By Imad Brohi
Like no other place on Earth, this unique Saudi landscape is a contrast in light and darkness.
I first learned of Harrat Khaybar after reading a report about the discovery of Mustatil’s in the northwest region of Saudi Arabia.
Harrat Khaybar, literally the “volcanic fields of Khaybar” (and named so because of its vicinity to the city of Khaybar), is a volcanic field located about 150 km from the Holy City of Madinah.
It covers an area of almost 14,000 km2 and was formed by volcanic eruptions along a 100 km system over the past 5 million years. That includes both black and white volcanoes.
The most recent eruption from these fields occurred in the post-Islamic era, around the 7th century. Driving into the fields was out of the question and my search led me to a tour company operating from Riyadh.
Surreal landscapes scarred by lava are just part of the remarkable natural wonders to view at Harrat Khaybar.
A mosque provides one of the few man-made things to see in the area.
Sharp, jagged rocks dot the landscape at Harrat Khaybar.
Although they were not running any tours to Harrat Khaybar, they connected me with a guide from Al Hait (not far from Madinah) who knew the area well.
I landed in Madinah on Friday morning and met Munawar my local guide, after Friday prayer.
The drive from Al Hait to the area was just over an hour and remains on a paved road until reaching the fields.
To enter the fields requires driving off road through its dark lapilli paved surface. As we entered the fields, our sights noticed something strange in the sky.
Sun halos are rare optical phenomena caused by light passing through suspended crystals in the clouds.
Just above Jebel Qidr, which was sitting at a good distance from us, a round beam of a rainbow-colored ring had formed circling the sun.
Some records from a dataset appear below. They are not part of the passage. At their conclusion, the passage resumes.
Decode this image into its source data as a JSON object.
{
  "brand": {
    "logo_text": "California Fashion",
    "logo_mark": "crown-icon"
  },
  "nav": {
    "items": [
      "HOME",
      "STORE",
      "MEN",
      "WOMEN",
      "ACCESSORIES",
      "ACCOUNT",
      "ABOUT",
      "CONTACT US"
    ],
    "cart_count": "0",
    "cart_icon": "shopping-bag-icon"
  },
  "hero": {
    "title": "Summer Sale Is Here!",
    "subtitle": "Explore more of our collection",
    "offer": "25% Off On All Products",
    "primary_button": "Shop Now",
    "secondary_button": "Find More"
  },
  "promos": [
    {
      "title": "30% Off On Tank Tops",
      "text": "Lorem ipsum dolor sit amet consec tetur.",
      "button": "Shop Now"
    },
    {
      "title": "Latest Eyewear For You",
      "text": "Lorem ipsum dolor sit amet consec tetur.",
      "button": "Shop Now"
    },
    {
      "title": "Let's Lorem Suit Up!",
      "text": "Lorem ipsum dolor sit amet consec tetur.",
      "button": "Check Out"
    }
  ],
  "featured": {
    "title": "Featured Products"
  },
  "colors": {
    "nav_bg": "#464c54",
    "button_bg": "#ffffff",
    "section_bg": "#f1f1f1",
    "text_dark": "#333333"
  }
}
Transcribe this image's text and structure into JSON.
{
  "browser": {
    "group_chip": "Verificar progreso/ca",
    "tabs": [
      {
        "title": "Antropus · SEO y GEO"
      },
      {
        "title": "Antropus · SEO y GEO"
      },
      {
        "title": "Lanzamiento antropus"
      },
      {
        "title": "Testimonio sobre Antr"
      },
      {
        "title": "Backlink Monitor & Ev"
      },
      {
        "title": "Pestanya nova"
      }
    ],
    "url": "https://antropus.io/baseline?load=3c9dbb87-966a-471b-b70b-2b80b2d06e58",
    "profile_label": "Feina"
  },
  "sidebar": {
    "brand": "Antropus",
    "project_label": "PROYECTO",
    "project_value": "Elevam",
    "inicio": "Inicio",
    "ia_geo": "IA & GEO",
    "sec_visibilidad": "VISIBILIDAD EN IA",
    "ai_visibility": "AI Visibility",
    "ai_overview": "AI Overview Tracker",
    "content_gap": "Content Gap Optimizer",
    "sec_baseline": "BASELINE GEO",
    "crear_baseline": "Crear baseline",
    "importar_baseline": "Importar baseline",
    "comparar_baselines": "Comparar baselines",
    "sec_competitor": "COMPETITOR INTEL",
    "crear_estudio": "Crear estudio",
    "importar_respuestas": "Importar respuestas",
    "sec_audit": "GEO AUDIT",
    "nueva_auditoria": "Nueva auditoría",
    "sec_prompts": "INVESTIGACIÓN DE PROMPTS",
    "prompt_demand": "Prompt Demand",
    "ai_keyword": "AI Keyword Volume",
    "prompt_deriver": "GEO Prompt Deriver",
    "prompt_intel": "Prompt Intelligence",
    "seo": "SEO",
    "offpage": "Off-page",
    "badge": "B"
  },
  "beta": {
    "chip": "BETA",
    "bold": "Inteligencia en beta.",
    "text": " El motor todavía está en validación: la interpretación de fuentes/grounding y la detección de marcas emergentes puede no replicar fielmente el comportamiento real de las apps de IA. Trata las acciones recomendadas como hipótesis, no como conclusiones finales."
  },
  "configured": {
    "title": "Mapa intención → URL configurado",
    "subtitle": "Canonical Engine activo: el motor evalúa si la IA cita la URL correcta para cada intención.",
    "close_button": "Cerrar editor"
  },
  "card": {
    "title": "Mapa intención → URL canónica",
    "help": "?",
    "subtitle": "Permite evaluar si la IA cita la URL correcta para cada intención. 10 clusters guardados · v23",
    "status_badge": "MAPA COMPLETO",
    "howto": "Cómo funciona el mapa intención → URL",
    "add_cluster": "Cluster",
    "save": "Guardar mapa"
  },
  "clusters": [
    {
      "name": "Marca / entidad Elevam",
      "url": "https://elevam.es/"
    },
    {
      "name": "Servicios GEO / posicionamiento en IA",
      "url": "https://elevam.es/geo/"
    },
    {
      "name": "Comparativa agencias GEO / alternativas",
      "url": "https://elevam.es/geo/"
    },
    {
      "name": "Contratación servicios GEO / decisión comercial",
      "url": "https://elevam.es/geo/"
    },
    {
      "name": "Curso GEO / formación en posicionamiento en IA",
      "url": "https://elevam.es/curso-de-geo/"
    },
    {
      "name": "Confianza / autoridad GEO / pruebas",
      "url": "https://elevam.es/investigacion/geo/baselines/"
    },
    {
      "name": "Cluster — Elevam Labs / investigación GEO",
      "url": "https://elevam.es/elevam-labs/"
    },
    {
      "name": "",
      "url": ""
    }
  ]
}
We were witnessing a Sun Halo, a rare optical phenomenon caused by light passing through suspended crystals in the clouds. This would be the first time we had witnessed this in our lives.
Harrat Khaybar cave
A Cave Near Harrat Khaybar
The most spectacular aspect of Harrat Khaybar is the contrasting colors of the land and volcanoes. Dark, basaltic lava flows turned the field and volcano to a black color. Jebel Qidr, Jebel Aqir, and many more are black volcanoes.
But, Harrat Khaybar is home to unique and rarer white volcanoes as well. The white volcanoes are formed by magma that is rich in silica forming the igneous rock comendite, a type of rhyolite.
This form of white igneous rock is quite rare. In addition to the comendite, these white volcanoes also produced obsidian, a dark grey volcanic glass. The obsidian was highly prized by the Neolithic people (10,000 to 4,500 BC) who mined it to make tools.
Two white volcanoes in Harrat Khaybar stand out. Jebel Abiadh (White Mountain), at 2,093 meters, is the highest volcano in Harrat Khaybar. Jebel Baydah (Baydah is feminine term for white) has the largest crater with a diameter of 1,500 meters.
Remarkable contrasts make up the scenes at Harrat Khaybar.
The route up is steep on loose gravel. From its broad but thin rim, one can witness the cinder cone within the crater itself and the stunning contrasting landscape of the entire field.
From the rim of this white volcano, we could see behind its vast crater, Jebel Aqir, a black volcano. Nowhere in the world would one find such a diverse geology.
The sun had gotten pretty low by the time we finished our excursion of Jebel Baydah. At this point we decided to return. The experience was almost surreal. The unique, raw geology found in Harrat Khaybar makes it feel like another planet.
— The Arabian Sun: July 06, 2022